-------- Available data --------

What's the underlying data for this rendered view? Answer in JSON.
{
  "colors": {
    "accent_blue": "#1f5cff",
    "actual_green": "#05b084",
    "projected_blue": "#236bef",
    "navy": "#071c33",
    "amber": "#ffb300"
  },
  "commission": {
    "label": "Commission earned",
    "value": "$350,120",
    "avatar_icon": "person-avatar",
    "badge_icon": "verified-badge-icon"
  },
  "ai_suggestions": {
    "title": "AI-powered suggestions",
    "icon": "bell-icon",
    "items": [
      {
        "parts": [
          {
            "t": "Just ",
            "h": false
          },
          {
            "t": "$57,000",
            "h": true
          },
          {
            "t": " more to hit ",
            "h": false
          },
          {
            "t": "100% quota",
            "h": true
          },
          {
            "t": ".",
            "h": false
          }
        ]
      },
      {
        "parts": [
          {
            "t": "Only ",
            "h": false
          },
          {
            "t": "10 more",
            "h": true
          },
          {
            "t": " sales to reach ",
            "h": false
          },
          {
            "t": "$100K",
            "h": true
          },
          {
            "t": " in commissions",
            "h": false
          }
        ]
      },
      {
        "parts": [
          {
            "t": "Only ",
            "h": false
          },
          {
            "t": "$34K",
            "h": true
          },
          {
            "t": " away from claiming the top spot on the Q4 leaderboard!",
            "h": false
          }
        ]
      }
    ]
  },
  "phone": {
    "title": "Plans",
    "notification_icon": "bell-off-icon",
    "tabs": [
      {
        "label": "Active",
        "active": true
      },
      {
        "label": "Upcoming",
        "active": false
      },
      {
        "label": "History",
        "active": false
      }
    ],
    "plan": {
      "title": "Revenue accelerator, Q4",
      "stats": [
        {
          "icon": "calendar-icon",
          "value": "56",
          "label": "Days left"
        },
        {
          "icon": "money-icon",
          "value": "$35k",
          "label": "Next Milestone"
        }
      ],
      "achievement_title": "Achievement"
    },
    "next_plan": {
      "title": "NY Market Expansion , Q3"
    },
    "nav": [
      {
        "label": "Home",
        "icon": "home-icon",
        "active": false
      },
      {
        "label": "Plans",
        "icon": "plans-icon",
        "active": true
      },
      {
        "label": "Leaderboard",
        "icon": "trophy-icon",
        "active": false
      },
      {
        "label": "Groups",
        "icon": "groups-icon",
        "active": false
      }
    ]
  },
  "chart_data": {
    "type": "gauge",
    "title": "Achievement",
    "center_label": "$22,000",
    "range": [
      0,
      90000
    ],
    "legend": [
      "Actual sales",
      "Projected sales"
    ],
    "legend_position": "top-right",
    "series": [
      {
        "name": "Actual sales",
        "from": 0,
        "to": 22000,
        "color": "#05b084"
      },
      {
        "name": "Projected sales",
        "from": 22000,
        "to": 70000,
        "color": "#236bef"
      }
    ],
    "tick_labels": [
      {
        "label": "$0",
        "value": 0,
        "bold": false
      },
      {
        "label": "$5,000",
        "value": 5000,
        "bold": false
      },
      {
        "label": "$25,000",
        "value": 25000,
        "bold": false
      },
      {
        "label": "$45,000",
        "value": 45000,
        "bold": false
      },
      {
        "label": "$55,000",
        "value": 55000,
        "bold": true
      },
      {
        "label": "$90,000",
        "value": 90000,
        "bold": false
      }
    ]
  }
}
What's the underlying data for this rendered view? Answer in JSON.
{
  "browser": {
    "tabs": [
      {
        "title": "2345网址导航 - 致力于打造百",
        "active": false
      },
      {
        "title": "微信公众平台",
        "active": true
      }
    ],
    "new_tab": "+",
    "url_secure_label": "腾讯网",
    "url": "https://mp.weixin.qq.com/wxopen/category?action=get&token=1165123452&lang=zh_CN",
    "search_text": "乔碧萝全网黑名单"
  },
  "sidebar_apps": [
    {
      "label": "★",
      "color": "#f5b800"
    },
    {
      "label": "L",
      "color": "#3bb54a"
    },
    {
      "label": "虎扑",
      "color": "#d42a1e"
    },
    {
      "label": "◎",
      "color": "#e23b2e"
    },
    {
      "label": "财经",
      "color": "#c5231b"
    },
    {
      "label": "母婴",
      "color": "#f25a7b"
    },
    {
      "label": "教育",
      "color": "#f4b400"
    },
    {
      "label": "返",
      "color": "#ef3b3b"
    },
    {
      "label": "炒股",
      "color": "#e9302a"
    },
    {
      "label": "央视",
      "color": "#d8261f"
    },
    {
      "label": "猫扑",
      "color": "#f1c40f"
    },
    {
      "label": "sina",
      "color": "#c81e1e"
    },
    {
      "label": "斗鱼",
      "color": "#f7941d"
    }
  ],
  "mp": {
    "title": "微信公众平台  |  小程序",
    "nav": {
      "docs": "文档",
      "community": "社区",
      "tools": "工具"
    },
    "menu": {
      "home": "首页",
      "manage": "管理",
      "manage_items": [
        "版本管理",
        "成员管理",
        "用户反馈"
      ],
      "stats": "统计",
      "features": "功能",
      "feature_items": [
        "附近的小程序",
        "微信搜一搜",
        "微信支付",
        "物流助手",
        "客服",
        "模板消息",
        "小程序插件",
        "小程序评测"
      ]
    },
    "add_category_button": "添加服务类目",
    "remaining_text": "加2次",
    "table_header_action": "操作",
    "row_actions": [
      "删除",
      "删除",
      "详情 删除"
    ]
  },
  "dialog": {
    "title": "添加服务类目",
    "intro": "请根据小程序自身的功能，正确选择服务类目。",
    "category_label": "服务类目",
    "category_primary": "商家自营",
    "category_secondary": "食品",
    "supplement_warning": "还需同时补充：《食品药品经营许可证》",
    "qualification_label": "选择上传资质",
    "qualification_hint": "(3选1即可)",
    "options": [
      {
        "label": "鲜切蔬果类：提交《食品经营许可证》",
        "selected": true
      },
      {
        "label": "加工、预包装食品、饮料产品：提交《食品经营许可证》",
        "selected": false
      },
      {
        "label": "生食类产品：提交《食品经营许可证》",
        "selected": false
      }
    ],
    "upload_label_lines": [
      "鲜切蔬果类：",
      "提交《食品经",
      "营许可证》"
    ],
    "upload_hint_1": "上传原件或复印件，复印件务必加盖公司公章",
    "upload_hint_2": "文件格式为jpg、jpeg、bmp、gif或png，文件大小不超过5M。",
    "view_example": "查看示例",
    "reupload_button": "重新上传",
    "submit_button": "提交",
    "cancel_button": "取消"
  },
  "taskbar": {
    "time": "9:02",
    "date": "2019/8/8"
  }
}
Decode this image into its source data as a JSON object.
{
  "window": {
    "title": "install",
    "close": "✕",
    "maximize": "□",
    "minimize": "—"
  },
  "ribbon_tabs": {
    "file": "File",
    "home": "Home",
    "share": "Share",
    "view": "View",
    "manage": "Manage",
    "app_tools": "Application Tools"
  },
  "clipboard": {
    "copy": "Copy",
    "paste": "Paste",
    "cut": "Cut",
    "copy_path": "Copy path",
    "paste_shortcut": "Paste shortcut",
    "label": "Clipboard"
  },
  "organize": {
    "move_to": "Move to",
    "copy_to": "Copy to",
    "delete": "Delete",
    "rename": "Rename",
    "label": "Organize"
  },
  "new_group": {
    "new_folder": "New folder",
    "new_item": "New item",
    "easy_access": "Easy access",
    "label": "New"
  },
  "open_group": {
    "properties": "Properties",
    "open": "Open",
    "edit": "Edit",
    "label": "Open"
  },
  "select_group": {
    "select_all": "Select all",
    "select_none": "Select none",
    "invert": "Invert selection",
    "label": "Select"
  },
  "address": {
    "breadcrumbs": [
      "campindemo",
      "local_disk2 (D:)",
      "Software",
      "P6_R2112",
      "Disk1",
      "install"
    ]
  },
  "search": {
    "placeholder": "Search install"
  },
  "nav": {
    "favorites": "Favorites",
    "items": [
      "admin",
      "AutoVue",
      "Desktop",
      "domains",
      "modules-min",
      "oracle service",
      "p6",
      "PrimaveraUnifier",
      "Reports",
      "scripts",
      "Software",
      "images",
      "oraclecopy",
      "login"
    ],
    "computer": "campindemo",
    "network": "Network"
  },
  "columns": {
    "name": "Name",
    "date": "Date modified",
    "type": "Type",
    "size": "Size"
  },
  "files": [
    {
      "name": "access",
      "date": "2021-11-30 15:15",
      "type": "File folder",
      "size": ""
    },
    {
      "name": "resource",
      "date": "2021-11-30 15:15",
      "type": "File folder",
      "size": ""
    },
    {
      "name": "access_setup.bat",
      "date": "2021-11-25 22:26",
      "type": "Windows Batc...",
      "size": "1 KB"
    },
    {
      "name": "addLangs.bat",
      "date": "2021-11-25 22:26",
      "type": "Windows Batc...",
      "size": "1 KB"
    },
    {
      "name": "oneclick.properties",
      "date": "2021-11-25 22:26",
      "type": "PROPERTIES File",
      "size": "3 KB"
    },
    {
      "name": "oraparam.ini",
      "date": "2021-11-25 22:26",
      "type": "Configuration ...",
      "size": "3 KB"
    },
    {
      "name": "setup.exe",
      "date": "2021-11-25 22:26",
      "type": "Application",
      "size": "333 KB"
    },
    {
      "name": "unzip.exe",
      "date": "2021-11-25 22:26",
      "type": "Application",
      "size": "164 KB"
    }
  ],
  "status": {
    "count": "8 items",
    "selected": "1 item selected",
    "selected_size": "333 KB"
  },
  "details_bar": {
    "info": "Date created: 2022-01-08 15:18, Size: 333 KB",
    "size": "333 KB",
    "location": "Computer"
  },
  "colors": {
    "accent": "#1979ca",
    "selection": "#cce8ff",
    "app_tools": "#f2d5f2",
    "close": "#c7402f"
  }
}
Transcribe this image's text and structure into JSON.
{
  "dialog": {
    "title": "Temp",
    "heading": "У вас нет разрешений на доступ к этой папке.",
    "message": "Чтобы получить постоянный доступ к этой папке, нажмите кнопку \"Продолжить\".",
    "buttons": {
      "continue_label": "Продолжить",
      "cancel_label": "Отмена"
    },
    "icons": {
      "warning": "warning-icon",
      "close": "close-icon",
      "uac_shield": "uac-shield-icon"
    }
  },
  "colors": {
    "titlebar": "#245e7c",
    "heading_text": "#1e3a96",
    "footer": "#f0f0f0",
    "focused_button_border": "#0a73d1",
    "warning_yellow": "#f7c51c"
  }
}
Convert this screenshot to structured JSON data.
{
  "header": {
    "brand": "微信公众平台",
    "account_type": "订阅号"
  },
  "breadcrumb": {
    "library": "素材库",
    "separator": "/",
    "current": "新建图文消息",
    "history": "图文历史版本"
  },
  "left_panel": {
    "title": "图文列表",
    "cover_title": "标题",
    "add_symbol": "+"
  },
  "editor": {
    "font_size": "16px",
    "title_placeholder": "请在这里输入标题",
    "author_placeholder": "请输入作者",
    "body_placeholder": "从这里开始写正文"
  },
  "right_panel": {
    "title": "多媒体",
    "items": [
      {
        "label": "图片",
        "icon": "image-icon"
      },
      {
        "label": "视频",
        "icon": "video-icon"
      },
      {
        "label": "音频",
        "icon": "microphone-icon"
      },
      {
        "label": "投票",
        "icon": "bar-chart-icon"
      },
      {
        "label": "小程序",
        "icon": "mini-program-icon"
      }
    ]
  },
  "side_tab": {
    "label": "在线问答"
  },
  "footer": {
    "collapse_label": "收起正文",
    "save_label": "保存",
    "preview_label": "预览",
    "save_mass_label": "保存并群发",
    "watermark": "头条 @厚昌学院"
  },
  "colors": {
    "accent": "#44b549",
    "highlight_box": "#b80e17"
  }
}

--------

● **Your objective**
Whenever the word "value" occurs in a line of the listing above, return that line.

● **Task answer**
    "value": "$350,120",
          "value": "56",
          "value": "$35k",
        "value": 0,
        "value": 5000,
        "value": 25000,
        "value": 45000,
        "value": 55000,
        "value": 90000,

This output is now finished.